Problem description: Report each line from the data below that holds the word "views".

Stored data:
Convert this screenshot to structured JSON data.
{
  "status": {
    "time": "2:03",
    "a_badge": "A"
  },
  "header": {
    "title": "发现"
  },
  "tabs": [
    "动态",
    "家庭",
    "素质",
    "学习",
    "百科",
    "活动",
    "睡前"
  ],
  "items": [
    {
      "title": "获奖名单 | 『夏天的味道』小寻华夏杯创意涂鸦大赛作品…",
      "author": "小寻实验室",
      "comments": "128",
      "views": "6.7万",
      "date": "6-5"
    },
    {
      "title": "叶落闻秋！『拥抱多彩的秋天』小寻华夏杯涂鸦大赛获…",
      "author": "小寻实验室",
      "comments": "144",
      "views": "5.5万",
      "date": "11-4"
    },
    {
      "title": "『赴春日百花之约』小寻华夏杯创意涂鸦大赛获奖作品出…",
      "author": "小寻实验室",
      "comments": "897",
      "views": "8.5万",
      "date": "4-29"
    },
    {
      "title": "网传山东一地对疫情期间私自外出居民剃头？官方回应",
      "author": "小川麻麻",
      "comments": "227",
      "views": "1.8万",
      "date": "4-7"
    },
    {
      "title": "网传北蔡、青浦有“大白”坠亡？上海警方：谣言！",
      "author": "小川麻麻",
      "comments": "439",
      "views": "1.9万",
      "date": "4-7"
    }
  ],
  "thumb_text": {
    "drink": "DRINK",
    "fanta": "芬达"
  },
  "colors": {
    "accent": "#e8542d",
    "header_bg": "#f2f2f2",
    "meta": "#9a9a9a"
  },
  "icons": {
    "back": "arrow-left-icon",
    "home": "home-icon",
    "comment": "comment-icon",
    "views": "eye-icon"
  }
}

Response area:
      "views": "6.7万",
      "views": "5.5万",
      "views": "8.5万",
      "views": "1.8万",
      "views": "1.9万",
    "views": "eye-icon"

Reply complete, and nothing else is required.